Breast Cancer Clinical Trial Information Helpline:
1-877 GO KOMEN (465-6636)
This helpline is available for breast cancer patients and their loved ones. Use the Helpline to:
- Increase your understanding of breast cancer clinical trials
- Be empowered with information and resources you need to make an educated decision about clinical trial enrollment
- Make it easier for you, as a breast cancer patient, to participate in and potentially benefit from, promising research
Helpline support is available in English and Spanish every Monday through Friday from 9:00 a.m.-10:00 p.m. (eastern time)
Download our clinical trial helpline flier.
Myths and Facts about Clinical Trials
View our flier setting the record straight on the top 5 myths surrounding clinical trials.
Why Clinical Trials are Necessary… and Critical to Progress
Whether a new therapy or test becomes part of standard treatment for breast cancer depends largely on clinical trial results. Large randomized clinical trials are viewed as the best basis for making treatment guidelines.
How Do Clinical Trials Work?
Clinical trials take place across the country (and around the world) in many types of medical centers and hospitals. Often, trials are funded by a single agency and are done at the same time in many sites across the country. These are called cooperative group clinical trials, and allow researchers to increase the number of people in a given study. Dedicated physicians, researchers and other health professionals, as well as hospitals, medical research centers and funders are all key to clinical trials.
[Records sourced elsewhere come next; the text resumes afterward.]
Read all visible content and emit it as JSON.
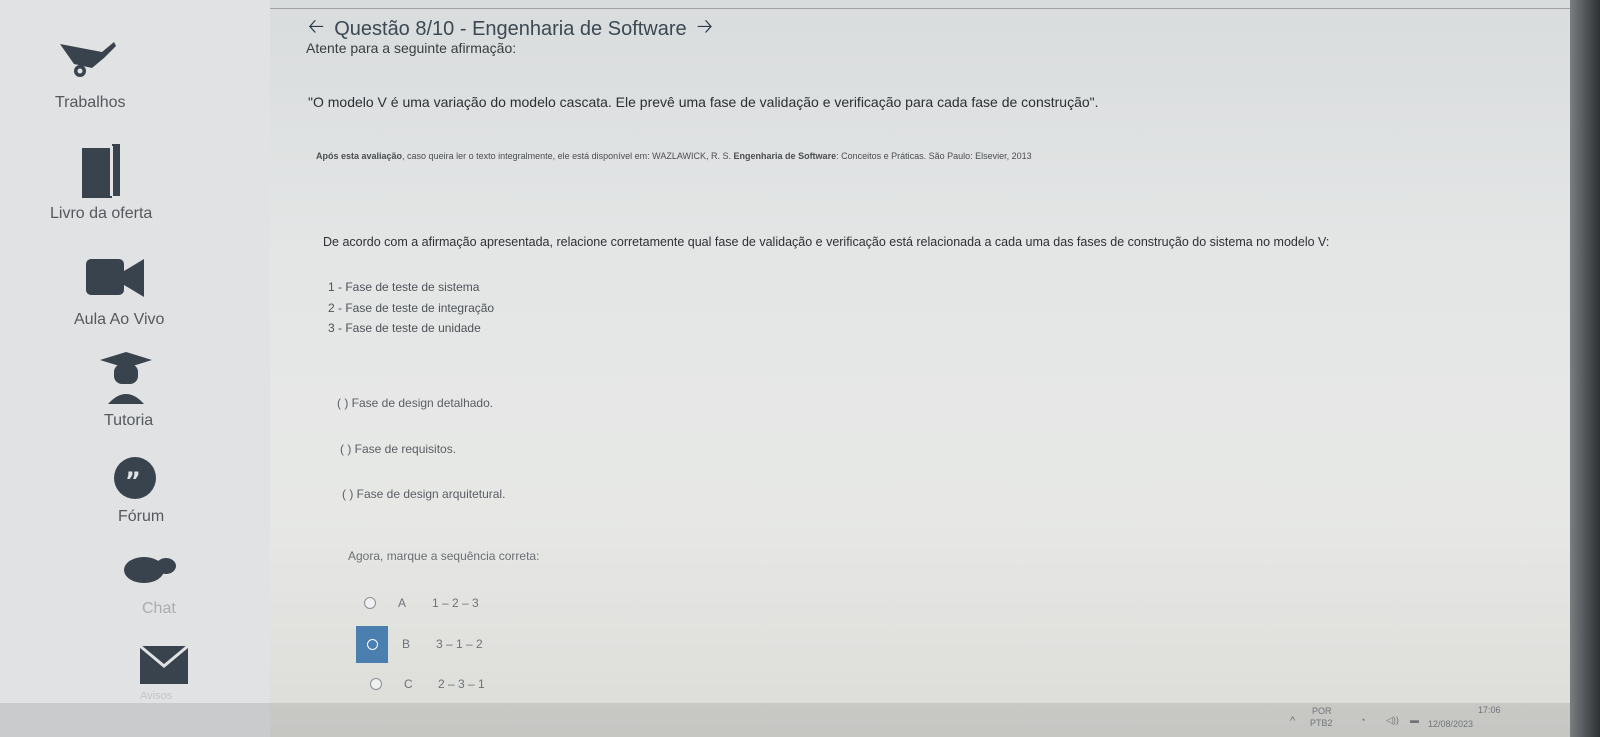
{
  "header": {
    "title": "Questão 8/10 - Engenharia de Software"
  },
  "sidebar": {
    "items": [
      {
        "label": "Trabalhos"
      },
      {
        "label": "Livro da oferta"
      },
      {
        "label": "Aula Ao Vivo"
      },
      {
        "label": "Tutoria"
      },
      {
        "label": "Fórum"
      },
      {
        "label": "Chat"
      },
      {
        "label": "Avisos"
      }
    ]
  },
  "question": {
    "intro": "Atente para a seguinte afirmação:",
    "statement": "\"O modelo V é uma variação do modelo cascata. Ele prevê uma fase de validação e verificação para cada fase de construção\".",
    "reference_bold1": "Após esta avaliação",
    "reference_mid": ", caso queira ler o texto integralmente, ele está disponível em: WAZLAWICK, R. S.",
    "reference_bold2": "Engenharia de Software",
    "reference_end": ": Conceitos e Práticas. São Paulo: Elsevier, 2013",
    "prompt": "De acordo com a afirmação apresentada, relacione corretamente qual fase de validação e verificação está relacionada a cada uma das fases de construção do sistema no modelo V:",
    "phases": [
      "1 - Fase de teste de sistema",
      "2 - Fase de teste de integração",
      "3 - Fase de teste de unidade"
    ],
    "blanks": [
      "( ) Fase de design detalhado.",
      "( ) Fase de requisitos.",
      "( ) Fase de design arquitetural."
    ],
    "instruction": "Agora, marque a sequência correta:",
    "options": [
      {
        "letter": "A",
        "value": "1 – 2 – 3",
        "selected": false
      },
      {
        "letter": "B",
        "value": "3 – 1 – 2",
        "selected": true
      },
      {
        "letter": "C",
        "value": "2 – 3 – 1",
        "selected": false
      }
    ]
  },
  "taskbar": {
    "lang1": "POR",
    "lang2": "PTB2",
    "time": "17:06",
    "date": "12/08/2023"
  },
  "colors": {
    "accent": "#4a7fb0",
    "icon": "#39434d"
  }
}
However, most important are the participants.
Who is Eligible to Participate
All clinical trials have specific criteria for joining the study. While most trials are focused on developing treatment, some trials do exist for individuals who have finished their breast cancer treatment as well as those who have never had breast cancer. Learn more about eligibility criteria.
To find out more on a variety of clinical trial topics—including benefits and potential drawbacks, types and phases of clinical trials, talking with your doctor, enrollment, questions to ask the research and more—click here.
Clinical Trials for People Living with Metastatic Breast Cancer
Why enroll in a clinical trial?
A clinical trial can offer you the chance to try new treatments and possibly benefit from them. Learning a new therapy is better than the standard treatment can also help others. Whether a new therapy or test becomes part of standard treatment for breast cancer depends largely on the results of clinical trials.
How can I learn more and know if a clinical trial is right for me?
Talk with your oncologist about clinical trials. But remember, like all aspects of cancer care, the decision to join a clinical trial is a very personal one. Also:
- Learn more about clinical trials, including how to enroll and the informed consent process.
- Find a list of questions to ask your doctor about clinical trials.
Isn’t my health at risk if I get a placebo?
Some people worry they will get a placebo instead of an effective treatment in a clinical trial. However, placebos aren’t used in metastatic breast cancer clinical trials. You will get either the new treatment or the standard treatment.
Where can I find a MBC clinical trial?
BreastCancerTrials.org in collaboration with Susan G. Komen offers a custom matching service to help you find a clinical trial for people with metastatic breast cancer.
You can also perform your own search with Komen’s Metastatic Trial Search—the first-ever clinical trial search engine designed specifically for people with metastatic breast cancer. Click here and complete the search criteria requested in the box near the bottom of the page.